__ACTION ITEM__
Report the number of lines in the data below that hold "EVENT", without any other words.

__DATA FOR THE TASK__
□ □ □ □ □ □ □
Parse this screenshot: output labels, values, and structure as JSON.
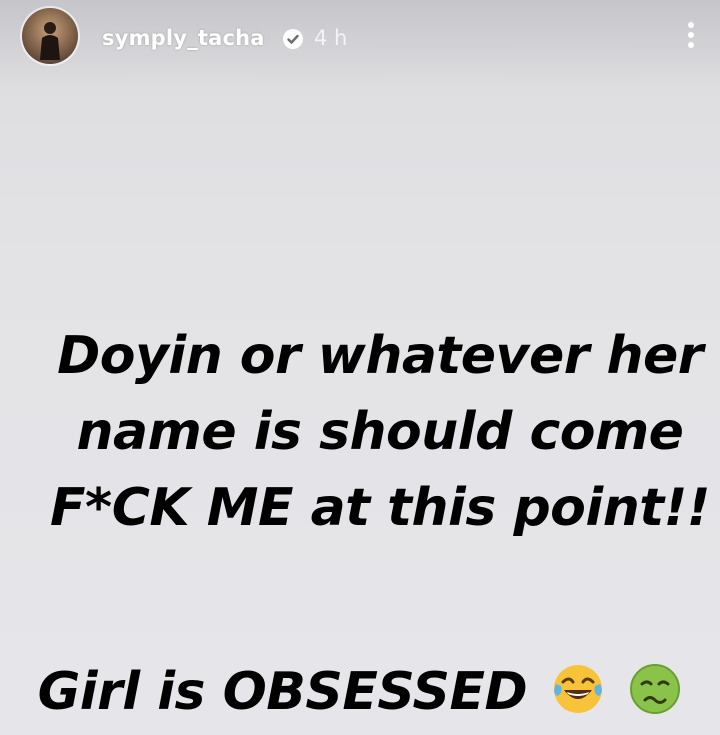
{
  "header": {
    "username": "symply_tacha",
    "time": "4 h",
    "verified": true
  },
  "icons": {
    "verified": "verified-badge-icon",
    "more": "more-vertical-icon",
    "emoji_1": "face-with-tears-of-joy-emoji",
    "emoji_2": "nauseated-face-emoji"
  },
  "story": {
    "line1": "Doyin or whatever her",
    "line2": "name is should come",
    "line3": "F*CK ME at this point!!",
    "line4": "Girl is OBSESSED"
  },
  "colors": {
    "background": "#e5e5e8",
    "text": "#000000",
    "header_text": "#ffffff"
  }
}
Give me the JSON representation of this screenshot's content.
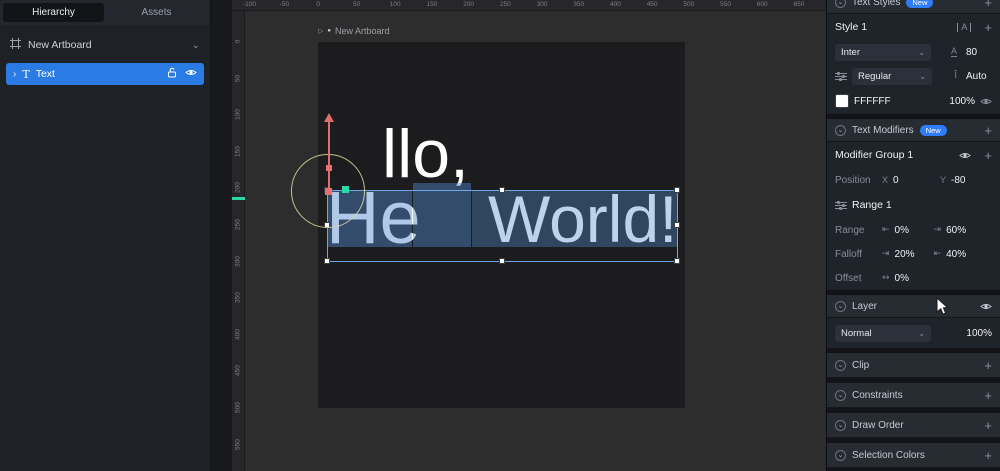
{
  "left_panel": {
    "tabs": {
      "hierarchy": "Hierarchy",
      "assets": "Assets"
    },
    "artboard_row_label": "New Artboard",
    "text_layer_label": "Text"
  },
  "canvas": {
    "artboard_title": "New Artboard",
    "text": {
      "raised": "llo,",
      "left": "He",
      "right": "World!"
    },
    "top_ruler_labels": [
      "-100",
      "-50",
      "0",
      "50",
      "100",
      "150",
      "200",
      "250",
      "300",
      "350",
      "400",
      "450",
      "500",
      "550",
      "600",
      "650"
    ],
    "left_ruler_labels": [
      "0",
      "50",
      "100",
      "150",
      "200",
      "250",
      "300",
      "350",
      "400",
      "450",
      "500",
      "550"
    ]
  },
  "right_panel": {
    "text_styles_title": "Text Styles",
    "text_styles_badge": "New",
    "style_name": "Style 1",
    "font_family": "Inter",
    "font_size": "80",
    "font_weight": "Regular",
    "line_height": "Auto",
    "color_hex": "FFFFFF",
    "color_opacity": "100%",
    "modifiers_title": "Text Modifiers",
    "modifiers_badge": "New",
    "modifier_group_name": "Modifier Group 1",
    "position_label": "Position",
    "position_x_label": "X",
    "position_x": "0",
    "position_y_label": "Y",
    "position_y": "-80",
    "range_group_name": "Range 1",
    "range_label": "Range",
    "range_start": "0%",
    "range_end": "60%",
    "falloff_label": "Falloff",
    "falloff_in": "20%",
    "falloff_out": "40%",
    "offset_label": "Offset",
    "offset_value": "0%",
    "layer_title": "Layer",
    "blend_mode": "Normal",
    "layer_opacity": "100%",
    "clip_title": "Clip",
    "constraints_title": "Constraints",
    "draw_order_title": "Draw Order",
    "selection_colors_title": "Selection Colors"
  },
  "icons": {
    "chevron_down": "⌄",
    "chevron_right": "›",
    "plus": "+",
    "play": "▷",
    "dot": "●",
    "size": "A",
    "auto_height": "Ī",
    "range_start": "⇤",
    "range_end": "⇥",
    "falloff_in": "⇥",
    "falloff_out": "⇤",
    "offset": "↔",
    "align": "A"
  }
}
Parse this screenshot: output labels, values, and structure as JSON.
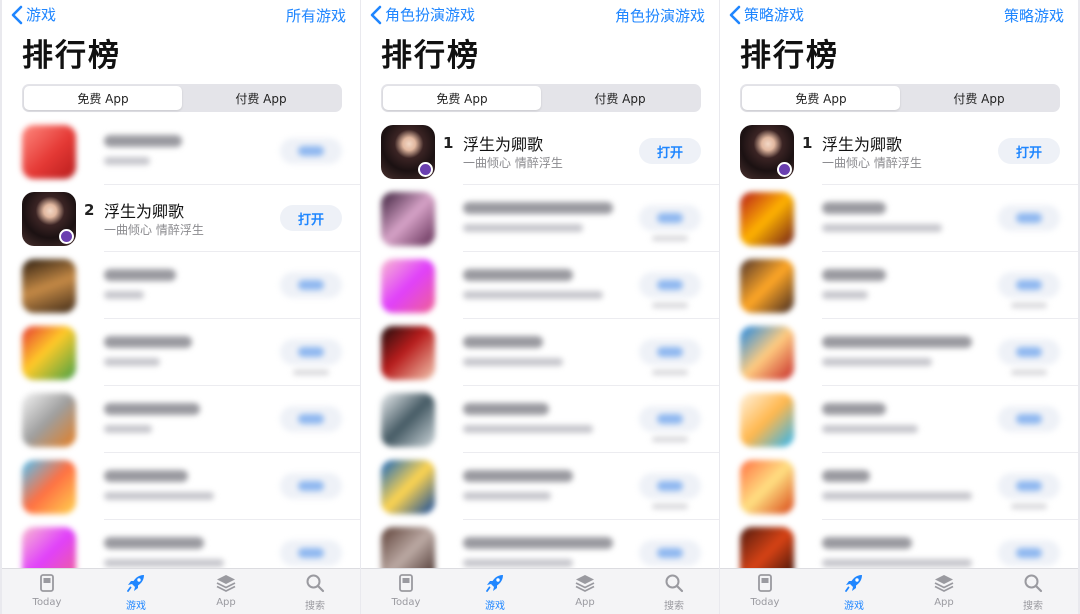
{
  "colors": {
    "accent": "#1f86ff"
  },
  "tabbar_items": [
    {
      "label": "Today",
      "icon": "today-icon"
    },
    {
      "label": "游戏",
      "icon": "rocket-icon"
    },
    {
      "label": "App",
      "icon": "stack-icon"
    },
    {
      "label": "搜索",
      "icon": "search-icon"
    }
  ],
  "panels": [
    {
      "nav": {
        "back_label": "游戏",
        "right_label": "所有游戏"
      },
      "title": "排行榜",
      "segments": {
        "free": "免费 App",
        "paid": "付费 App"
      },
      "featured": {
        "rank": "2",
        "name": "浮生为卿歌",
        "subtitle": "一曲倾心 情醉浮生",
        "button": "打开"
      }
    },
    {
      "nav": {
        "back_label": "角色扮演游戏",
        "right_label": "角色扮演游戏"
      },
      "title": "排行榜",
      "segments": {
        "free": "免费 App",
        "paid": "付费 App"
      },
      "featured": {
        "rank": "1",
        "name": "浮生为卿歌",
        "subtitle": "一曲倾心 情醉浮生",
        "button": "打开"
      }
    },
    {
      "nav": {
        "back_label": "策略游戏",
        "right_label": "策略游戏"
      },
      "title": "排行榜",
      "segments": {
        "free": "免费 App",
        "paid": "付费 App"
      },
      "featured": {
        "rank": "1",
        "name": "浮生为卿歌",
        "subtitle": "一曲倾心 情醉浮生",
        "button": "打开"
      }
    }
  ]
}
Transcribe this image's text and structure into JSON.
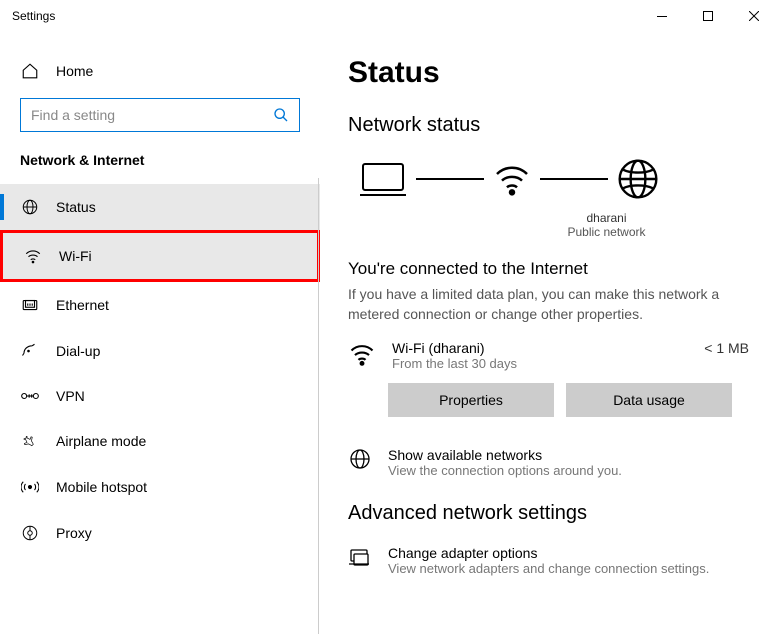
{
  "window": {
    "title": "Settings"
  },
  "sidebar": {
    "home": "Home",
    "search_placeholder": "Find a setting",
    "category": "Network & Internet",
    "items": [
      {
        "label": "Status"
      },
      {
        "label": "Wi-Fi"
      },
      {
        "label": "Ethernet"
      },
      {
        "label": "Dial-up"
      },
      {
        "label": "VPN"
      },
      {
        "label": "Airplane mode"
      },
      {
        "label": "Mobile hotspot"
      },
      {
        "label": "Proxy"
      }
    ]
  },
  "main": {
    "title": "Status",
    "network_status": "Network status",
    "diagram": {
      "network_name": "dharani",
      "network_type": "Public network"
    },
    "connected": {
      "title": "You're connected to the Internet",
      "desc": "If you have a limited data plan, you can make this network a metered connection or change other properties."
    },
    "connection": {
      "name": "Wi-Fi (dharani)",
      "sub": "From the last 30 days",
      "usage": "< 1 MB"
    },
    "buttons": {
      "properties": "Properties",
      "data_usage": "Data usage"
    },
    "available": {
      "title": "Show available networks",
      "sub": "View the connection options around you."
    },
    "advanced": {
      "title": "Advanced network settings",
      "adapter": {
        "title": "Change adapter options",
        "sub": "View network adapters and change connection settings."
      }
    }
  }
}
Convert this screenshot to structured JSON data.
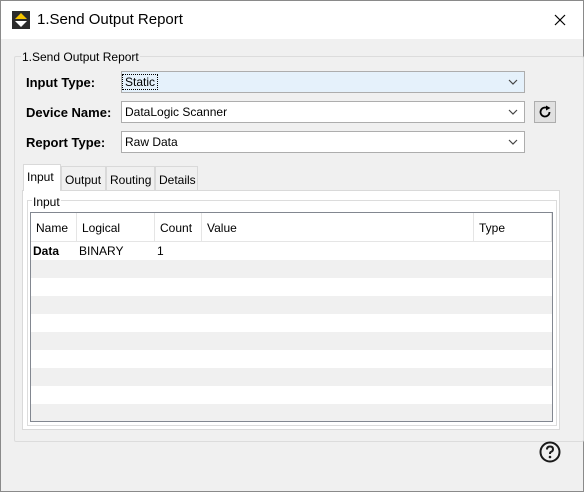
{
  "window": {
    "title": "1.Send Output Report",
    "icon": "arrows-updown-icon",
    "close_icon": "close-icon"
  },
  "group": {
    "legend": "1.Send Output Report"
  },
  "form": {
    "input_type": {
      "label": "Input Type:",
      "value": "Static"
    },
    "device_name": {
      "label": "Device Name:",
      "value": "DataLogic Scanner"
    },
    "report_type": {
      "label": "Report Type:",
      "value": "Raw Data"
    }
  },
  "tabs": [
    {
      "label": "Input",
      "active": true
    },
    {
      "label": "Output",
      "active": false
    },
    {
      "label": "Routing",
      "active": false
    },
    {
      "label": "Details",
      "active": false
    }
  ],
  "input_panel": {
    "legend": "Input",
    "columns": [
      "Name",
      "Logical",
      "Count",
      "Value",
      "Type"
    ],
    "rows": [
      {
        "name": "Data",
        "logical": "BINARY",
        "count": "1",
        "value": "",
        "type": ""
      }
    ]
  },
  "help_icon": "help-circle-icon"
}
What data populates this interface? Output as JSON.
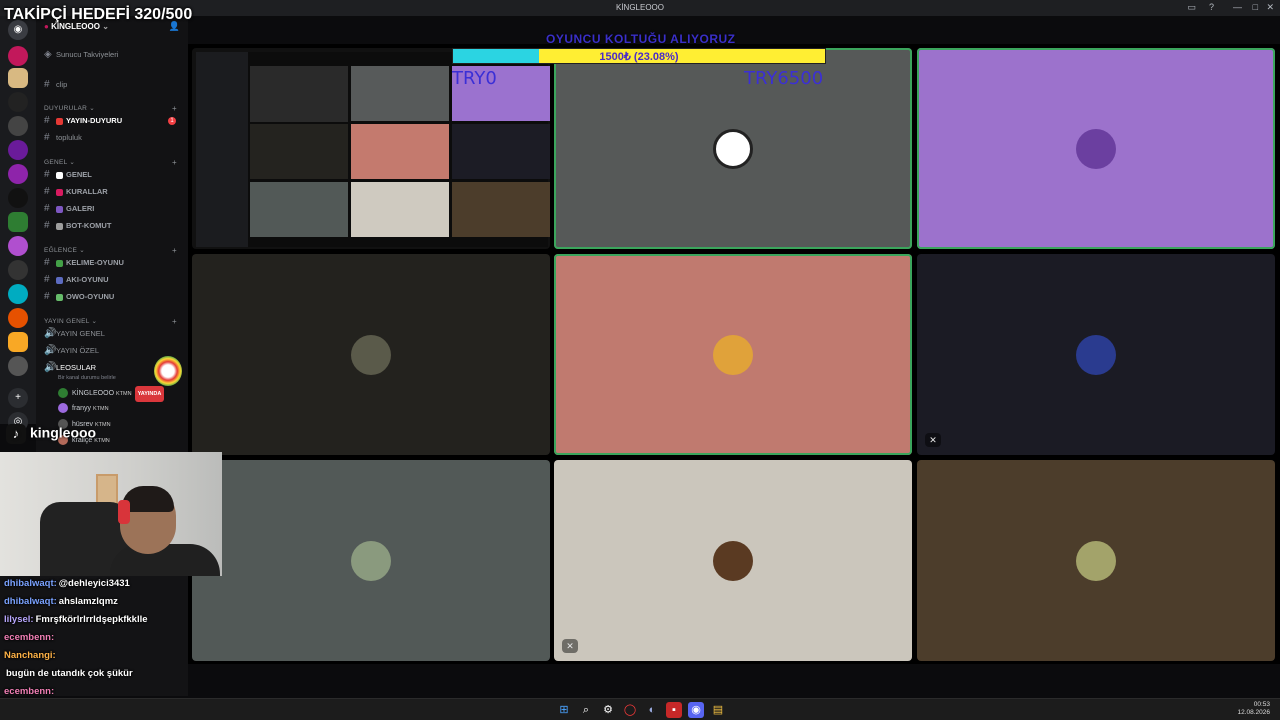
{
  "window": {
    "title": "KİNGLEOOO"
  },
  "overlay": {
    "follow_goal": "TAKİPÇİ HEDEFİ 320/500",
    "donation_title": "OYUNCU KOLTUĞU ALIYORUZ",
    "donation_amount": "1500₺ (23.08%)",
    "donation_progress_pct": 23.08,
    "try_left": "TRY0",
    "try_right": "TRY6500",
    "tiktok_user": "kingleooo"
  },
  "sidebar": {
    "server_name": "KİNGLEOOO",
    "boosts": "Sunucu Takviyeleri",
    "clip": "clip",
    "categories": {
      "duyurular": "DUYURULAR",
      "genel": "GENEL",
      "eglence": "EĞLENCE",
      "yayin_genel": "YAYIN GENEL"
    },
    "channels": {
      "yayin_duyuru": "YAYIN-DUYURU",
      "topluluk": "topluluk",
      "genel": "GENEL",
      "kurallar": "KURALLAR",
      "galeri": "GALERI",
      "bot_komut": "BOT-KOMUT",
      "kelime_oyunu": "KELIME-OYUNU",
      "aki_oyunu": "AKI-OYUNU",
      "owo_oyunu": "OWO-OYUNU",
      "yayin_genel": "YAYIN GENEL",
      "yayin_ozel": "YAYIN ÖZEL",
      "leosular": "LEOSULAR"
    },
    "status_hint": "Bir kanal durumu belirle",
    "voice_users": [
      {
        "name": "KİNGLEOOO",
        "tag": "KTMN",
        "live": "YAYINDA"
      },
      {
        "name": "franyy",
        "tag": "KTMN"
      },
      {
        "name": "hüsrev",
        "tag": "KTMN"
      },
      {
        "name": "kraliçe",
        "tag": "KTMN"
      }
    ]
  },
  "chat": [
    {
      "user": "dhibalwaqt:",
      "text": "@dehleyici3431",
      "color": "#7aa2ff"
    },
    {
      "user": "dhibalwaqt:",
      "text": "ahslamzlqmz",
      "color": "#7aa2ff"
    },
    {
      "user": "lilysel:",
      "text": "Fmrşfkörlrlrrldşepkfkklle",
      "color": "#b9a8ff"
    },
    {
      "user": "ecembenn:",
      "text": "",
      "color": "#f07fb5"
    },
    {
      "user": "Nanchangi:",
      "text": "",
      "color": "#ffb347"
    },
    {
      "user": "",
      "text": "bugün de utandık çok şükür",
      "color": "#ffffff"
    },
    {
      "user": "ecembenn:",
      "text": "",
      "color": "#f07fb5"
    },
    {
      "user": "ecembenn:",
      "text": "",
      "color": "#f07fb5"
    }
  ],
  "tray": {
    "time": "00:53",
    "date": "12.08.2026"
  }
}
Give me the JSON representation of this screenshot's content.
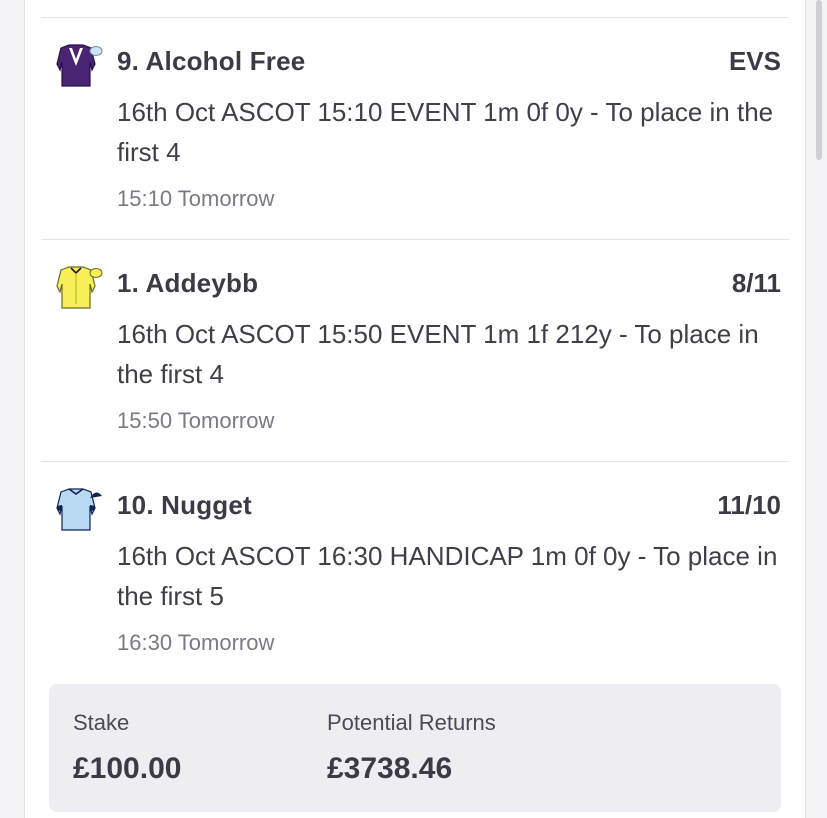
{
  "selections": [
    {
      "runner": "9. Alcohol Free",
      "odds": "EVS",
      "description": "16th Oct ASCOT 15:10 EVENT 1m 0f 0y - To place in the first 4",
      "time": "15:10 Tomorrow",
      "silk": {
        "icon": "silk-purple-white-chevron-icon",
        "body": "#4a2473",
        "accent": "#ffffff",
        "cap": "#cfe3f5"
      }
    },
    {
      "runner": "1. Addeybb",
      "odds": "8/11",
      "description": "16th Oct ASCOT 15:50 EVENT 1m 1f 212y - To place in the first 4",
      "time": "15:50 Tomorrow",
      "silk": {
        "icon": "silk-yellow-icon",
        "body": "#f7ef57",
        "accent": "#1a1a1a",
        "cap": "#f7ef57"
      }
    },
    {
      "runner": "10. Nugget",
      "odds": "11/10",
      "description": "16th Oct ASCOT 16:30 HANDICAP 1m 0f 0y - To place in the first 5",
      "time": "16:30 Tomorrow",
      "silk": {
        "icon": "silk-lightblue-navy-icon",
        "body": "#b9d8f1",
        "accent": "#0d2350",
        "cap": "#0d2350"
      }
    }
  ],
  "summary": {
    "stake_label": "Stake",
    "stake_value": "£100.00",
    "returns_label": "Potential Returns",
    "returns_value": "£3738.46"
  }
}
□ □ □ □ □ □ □
__YOUR SOLUTION__
2